■ Task input ■
------------------------------------------------------------

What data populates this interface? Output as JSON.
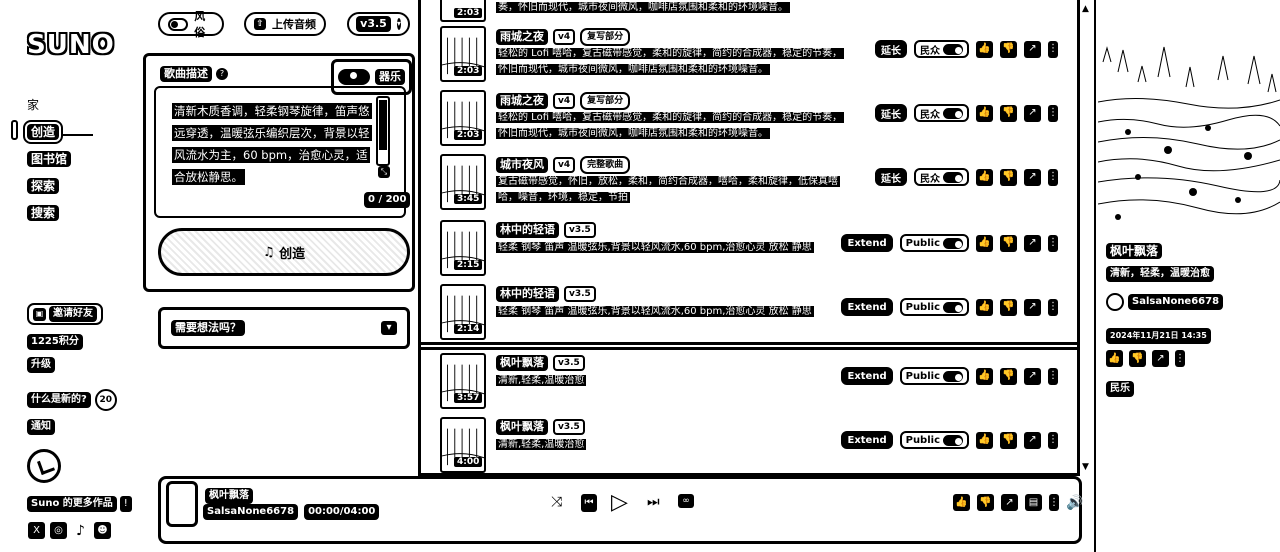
{
  "app": {
    "logo": "SUNO"
  },
  "nav": {
    "home": "家",
    "create": "创造",
    "library": "图书馆",
    "explore": "探索",
    "search": "搜索"
  },
  "sidebar": {
    "invite": "邀请好友",
    "credits": "1225积分",
    "upgrade": "升级",
    "whats_new": "什么是新的?",
    "whats_new_count": "20",
    "notifications": "通知",
    "more_works": "Suno 的更多作品",
    "socials": [
      "x-icon",
      "instagram-icon",
      "tiktok-icon",
      "discord-icon"
    ]
  },
  "create": {
    "style_toggle": "风俗",
    "upload_audio": "上传音频",
    "version": "v3.5",
    "desc_label": "歌曲描述",
    "instrumental": "器乐",
    "prompt": "清新木质香调，轻柔钢琴旋律，笛声悠远穿透，温暖弦乐编织层次，背景以轻风流水为主，60 bpm，治愈心灵，适合放松静思。",
    "char_count": "0 / 200",
    "create_button": "创造",
    "idea_prompt": "需要想法吗？"
  },
  "songs": [
    {
      "title": "雨城之夜",
      "version": "v4",
      "badge": "复写部分",
      "desc": "轻松的 Lofi 嘻哈，复古磁带感觉，柔和的旋律，简约的合成器，稳定的节奏，怀旧而现代，城市夜间微风，咖啡店氛围和柔和的环境噪音。",
      "duration": "2:03",
      "extend": "延长",
      "visibility": "民众"
    },
    {
      "title": "雨城之夜",
      "version": "v4",
      "badge": "复写部分",
      "desc": "轻松的 Lofi 嘻哈，复古磁带感觉，柔和的旋律，简约的合成器，稳定的节奏，怀旧而现代，城市夜间微风，咖啡店氛围和柔和的环境噪音。",
      "duration": "2:03",
      "extend": "延长",
      "visibility": "民众"
    },
    {
      "title": "城市夜风",
      "version": "v4",
      "badge": "完整歌曲",
      "desc": "复古磁带感觉，怀旧，放松，柔和，简约合成器，嘻哈，柔和旋律，低保真嘻哈，噪音，环境，稳定，节拍",
      "duration": "3:45",
      "extend": "延长",
      "visibility": "民众"
    },
    {
      "title": "林中的轻语",
      "version": "v3.5",
      "badge": "",
      "desc": "轻柔 钢琴 笛声 温暖弦乐,背景以轻风流水,60 bpm,治愈心灵 放松 静思",
      "duration": "2:15",
      "extend": "Extend",
      "visibility": "Public"
    },
    {
      "title": "林中的轻语",
      "version": "v3.5",
      "badge": "",
      "desc": "轻柔 钢琴 笛声 温暖弦乐,背景以轻风流水,60 bpm,治愈心灵 放松 静思",
      "duration": "2:14",
      "extend": "Extend",
      "visibility": "Public"
    },
    {
      "title": "枫叶飘落",
      "version": "v3.5",
      "badge": "",
      "desc": "清新,轻柔,温暖治愈",
      "duration": "3:57",
      "extend": "Extend",
      "visibility": "Public"
    },
    {
      "title": "枫叶飘落",
      "version": "v3.5",
      "badge": "",
      "desc": "清新,轻柔,温暖治愈",
      "duration": "4:00",
      "extend": "Extend",
      "visibility": "Public"
    }
  ],
  "top_partial_desc": "奏，怀旧而现代，城市夜间微风，咖啡店氛围和柔和的环境噪音。",
  "top_partial_duration": "2:03",
  "detail": {
    "title": "枫叶飘落",
    "tags": "清新，轻柔，温暖治愈",
    "user": "SalsaNone6678",
    "date": "2024年11月21日 14:35",
    "genre": "民乐"
  },
  "player": {
    "title": "枫叶飘落",
    "artist": "SalsaNone6678",
    "time": "00:00/04:00"
  }
}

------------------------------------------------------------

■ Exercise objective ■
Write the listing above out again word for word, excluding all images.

■ Answer box ■
What data populates this interface? Output as JSON.
{
  "app": {
    "logo": "SUNO"
  },
  "nav": {
    "home": "家",
    "create": "创造",
    "library": "图书馆",
    "explore": "探索",
    "search": "搜索"
  },
  "sidebar": {
    "invite": "邀请好友",
    "credits": "1225积分",
    "upgrade": "升级",
    "whats_new": "什么是新的?",
    "whats_new_count": "20",
    "notifications": "通知",
    "more_works": "Suno 的更多作品",
    "socials": [
      "x-icon",
      "instagram-icon",
      "tiktok-icon",
      "discord-icon"
    ]
  },
  "create": {
    "style_toggle": "风俗",
    "upload_audio": "上传音频",
    "version": "v3.5",
    "desc_label": "歌曲描述",
    "instrumental": "器乐",
    "prompt": "清新木质香调，轻柔钢琴旋律，笛声悠远穿透，温暖弦乐编织层次，背景以轻风流水为主，60 bpm，治愈心灵，适合放松静思。",
    "char_count": "0 / 200",
    "create_button": "创造",
    "idea_prompt": "需要想法吗？"
  },
  "songs": [
    {
      "title": "雨城之夜",
      "version": "v4",
      "badge": "复写部分",
      "desc": "轻松的 Lofi 嘻哈，复古磁带感觉，柔和的旋律，简约的合成器，稳定的节奏，怀旧而现代，城市夜间微风，咖啡店氛围和柔和的环境噪音。",
      "duration": "2:03",
      "extend": "延长",
      "visibility": "民众"
    },
    {
      "title": "雨城之夜",
      "version": "v4",
      "badge": "复写部分",
      "desc": "轻松的 Lofi 嘻哈，复古磁带感觉，柔和的旋律，简约的合成器，稳定的节奏，怀旧而现代，城市夜间微风，咖啡店氛围和柔和的环境噪音。",
      "duration": "2:03",
      "extend": "延长",
      "visibility": "民众"
    },
    {
      "title": "城市夜风",
      "version": "v4",
      "badge": "完整歌曲",
      "desc": "复古磁带感觉，怀旧，放松，柔和，简约合成器，嘻哈，柔和旋律，低保真嘻哈，噪音，环境，稳定，节拍",
      "duration": "3:45",
      "extend": "延长",
      "visibility": "民众"
    },
    {
      "title": "林中的轻语",
      "version": "v3.5",
      "badge": "",
      "desc": "轻柔 钢琴 笛声 温暖弦乐,背景以轻风流水,60 bpm,治愈心灵 放松 静思",
      "duration": "2:15",
      "extend": "Extend",
      "visibility": "Public"
    },
    {
      "title": "林中的轻语",
      "version": "v3.5",
      "badge": "",
      "desc": "轻柔 钢琴 笛声 温暖弦乐,背景以轻风流水,60 bpm,治愈心灵 放松 静思",
      "duration": "2:14",
      "extend": "Extend",
      "visibility": "Public"
    },
    {
      "title": "枫叶飘落",
      "version": "v3.5",
      "badge": "",
      "desc": "清新,轻柔,温暖治愈",
      "duration": "3:57",
      "extend": "Extend",
      "visibility": "Public"
    },
    {
      "title": "枫叶飘落",
      "version": "v3.5",
      "badge": "",
      "desc": "清新,轻柔,温暖治愈",
      "duration": "4:00",
      "extend": "Extend",
      "visibility": "Public"
    }
  ],
  "top_partial_desc": "奏，怀旧而现代，城市夜间微风，咖啡店氛围和柔和的环境噪音。",
  "top_partial_duration": "2:03",
  "detail": {
    "title": "枫叶飘落",
    "tags": "清新，轻柔，温暖治愈",
    "user": "SalsaNone6678",
    "date": "2024年11月21日 14:35",
    "genre": "民乐"
  },
  "player": {
    "title": "枫叶飘落",
    "artist": "SalsaNone6678",
    "time": "00:00/04:00"
  }
}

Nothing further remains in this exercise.